As more Colombian drugs move through the Dominican Republic on their way to Europe and the United States, traffickers have corrupted the very institutions charged with keeping them at bay, destabilizing already weak agencies plagued by low pay and graft.

Entire trafficking networks have been dismantled from within the armed forces, National Police and the country’s specialized quasi-military anti-drug corps. More than 20 percent of the National Drug Control Directorate, the country’s equivalent of the DEA, was fired last year, underscoring the need for massive reform in a country where U.S. anti-drug aid has dwindled.

“There is no question that most of the heavy lifting in drug trafficking in the Dominican Republic is being done by the military: They are the ones who facilitate the entry of drugs,” said Miami attorney Joaquin Perez, who represents traffickers. “They get a commission, in the form of drugs, and then find someone to sell it.”


Earlier this month, 12 soldiers, including a captain and lieutenant colonel assigned to the Puerto Plata airport anti-drug agency were arrested in a scheme to smuggle 33 kilos of cocaine to Canada in a child’s suitcase, prosecutors announced.

An internal affairs lieutenant investigating dirty cops was murdered in January. A commission that probed last year’s high profile arrest of fugitive Puerto Rican kingpin José David Figueroa Agosto recommended the dismissal of 13 police officers, including six bosses.

The issue exploded here in August 2008, when seven Colombian men were found dead in Paya, a village near Bani, a southern Dominican city. Twenty two people — among them soldiers who posed as drug agents — were convicted of robbing the Colombians of 1,300 kilos of cocaine and then murdering them.

Gen. Rolando Rosado stepped in as head of the National Drug Control Directorate (DNCD) last year and fired 418 of his 2,000 officers.

“They have to take out what doesn’t work, and if that leaves 10 people, then they need to start over with those 10 people,” said Jordy Veras, an attorney in Santiago, a city north of the capital. “The situation is very grave."



Dominican Watchdog Note, Several other international media picked up the story:


Lets get the names now!
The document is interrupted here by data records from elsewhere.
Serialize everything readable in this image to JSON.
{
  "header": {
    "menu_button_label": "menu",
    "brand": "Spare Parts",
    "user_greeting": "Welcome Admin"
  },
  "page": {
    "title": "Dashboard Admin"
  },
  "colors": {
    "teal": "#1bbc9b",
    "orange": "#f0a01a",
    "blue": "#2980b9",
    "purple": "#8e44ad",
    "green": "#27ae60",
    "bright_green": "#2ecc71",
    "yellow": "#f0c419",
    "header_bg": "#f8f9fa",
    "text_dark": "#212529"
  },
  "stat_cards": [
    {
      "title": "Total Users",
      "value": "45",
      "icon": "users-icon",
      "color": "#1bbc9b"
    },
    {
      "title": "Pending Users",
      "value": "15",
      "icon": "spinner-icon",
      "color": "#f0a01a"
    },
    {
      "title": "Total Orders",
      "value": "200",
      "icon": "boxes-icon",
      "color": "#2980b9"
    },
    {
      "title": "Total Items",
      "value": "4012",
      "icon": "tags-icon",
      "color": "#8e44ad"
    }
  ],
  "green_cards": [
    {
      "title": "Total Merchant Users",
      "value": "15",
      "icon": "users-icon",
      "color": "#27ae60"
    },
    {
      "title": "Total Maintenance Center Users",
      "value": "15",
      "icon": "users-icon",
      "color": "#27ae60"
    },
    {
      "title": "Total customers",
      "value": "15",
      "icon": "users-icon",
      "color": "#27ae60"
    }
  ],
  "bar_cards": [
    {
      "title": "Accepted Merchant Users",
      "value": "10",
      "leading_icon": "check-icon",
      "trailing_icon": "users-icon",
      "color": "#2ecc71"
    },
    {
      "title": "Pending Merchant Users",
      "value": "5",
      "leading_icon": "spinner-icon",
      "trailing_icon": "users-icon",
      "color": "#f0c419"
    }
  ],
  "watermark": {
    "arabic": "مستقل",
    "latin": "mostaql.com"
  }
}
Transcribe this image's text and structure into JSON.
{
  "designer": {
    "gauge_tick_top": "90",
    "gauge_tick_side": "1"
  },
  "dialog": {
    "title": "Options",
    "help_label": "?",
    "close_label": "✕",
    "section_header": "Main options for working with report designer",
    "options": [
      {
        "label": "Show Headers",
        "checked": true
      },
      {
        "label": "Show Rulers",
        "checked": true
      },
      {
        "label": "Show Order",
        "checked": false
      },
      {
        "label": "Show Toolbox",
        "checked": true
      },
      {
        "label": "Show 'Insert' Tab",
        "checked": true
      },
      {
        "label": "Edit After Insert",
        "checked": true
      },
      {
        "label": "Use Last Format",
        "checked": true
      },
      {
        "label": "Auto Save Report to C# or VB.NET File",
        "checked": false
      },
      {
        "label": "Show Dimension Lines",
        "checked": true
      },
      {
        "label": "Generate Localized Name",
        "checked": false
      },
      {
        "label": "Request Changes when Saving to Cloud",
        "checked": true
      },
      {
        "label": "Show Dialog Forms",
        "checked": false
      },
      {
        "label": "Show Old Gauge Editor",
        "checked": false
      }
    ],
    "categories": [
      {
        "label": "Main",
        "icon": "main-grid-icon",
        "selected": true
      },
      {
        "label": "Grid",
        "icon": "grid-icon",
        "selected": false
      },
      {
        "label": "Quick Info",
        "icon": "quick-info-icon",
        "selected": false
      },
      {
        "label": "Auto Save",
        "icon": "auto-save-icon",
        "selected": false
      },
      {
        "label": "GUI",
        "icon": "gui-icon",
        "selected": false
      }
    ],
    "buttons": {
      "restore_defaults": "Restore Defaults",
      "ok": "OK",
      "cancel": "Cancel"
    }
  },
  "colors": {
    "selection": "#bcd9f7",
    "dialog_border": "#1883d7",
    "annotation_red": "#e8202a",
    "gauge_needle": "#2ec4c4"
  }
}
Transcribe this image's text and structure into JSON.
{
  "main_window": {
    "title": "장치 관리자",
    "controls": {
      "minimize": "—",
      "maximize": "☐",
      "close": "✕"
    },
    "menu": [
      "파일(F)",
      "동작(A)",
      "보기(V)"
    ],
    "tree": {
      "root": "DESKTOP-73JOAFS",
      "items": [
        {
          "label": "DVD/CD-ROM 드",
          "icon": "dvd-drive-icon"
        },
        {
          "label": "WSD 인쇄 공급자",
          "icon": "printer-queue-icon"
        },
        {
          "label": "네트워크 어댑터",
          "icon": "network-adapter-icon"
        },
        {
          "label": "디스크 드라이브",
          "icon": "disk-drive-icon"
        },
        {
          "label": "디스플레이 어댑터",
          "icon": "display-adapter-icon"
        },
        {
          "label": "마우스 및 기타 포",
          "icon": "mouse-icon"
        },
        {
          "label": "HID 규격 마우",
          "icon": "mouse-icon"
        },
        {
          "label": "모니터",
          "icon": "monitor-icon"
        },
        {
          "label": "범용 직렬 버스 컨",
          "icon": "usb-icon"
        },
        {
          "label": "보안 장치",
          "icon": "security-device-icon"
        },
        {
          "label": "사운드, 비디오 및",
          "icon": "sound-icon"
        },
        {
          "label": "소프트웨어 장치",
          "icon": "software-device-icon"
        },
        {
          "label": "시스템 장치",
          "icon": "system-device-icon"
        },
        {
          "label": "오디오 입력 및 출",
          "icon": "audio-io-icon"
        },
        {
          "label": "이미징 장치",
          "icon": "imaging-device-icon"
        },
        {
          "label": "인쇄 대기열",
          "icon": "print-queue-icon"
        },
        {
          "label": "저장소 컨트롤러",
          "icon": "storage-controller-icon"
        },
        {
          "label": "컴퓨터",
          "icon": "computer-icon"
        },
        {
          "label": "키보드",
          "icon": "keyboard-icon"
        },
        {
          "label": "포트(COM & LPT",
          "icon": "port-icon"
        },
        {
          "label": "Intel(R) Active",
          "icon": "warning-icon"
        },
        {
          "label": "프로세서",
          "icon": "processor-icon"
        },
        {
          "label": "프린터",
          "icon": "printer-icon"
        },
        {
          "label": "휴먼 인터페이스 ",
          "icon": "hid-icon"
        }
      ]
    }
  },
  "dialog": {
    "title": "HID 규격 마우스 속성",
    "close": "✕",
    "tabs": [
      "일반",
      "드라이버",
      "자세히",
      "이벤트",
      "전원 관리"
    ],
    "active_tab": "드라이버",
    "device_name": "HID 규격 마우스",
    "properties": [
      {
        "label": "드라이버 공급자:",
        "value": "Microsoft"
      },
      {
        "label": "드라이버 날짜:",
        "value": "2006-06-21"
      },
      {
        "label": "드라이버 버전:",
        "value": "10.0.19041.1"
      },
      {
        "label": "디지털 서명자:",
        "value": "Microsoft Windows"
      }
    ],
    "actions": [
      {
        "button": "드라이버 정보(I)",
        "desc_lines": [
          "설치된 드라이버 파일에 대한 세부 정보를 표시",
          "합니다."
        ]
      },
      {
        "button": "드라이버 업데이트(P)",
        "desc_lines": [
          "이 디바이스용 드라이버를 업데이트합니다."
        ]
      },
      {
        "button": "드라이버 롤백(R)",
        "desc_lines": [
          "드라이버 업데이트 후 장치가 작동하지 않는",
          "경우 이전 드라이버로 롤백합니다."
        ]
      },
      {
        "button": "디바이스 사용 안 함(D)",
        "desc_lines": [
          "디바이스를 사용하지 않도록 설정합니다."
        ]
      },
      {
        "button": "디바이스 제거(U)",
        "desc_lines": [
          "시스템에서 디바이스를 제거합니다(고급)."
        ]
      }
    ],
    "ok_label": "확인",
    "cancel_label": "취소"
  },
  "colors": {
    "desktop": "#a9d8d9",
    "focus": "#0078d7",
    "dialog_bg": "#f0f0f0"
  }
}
Largest Caribbean drug case points to high level corruption in Dominican Republic


Read also: U.S. Marshals on the biggest ever manhunt in the Dominican Republic


Some of the truth, but to who: Dominican Republic's ruling party got drug money top official says


How Dominican Republic works: Police and Government officials keep assets seized from money launderers


By the way where did President Leonel get all his millions from?

Go back | Date: 04 May 2011
Proud to be the most
factual DR news site!
We keep the stories
& investigations alive
that cozenage groups
want to hide or forget
Quick Search – All Articles
Video about DR's Sugar Barons
The horrible conditions of Haitian sugar cane workers in the Dominican Republic

The truth about Leonel
Must Watch This Video About President Leonel's DRUG CONNECTIONS!!

Top Stories
Most Read Stories
"This site may contain copyrighted material the use of which has not always been specifically authorized by the copyright owner. We are making such material available in our efforts to advance understanding of criminal justice, political, human rights, economic, democracy, scientific, and social justice issues, etc. We believe this constitutes a 'fair use' of any such copyrighted material as provided for in section 107 of the US Copyright Law. In accordance with Title 17 U.S.C. Section 107, the material on this site is distributed without profit to those who have expressed a prior interest in receiving the included information for research or any other non-commercial purposes."
Please support our work
1000 of hours are being
spend yearly on collecting
articles, investigations and
answering emails.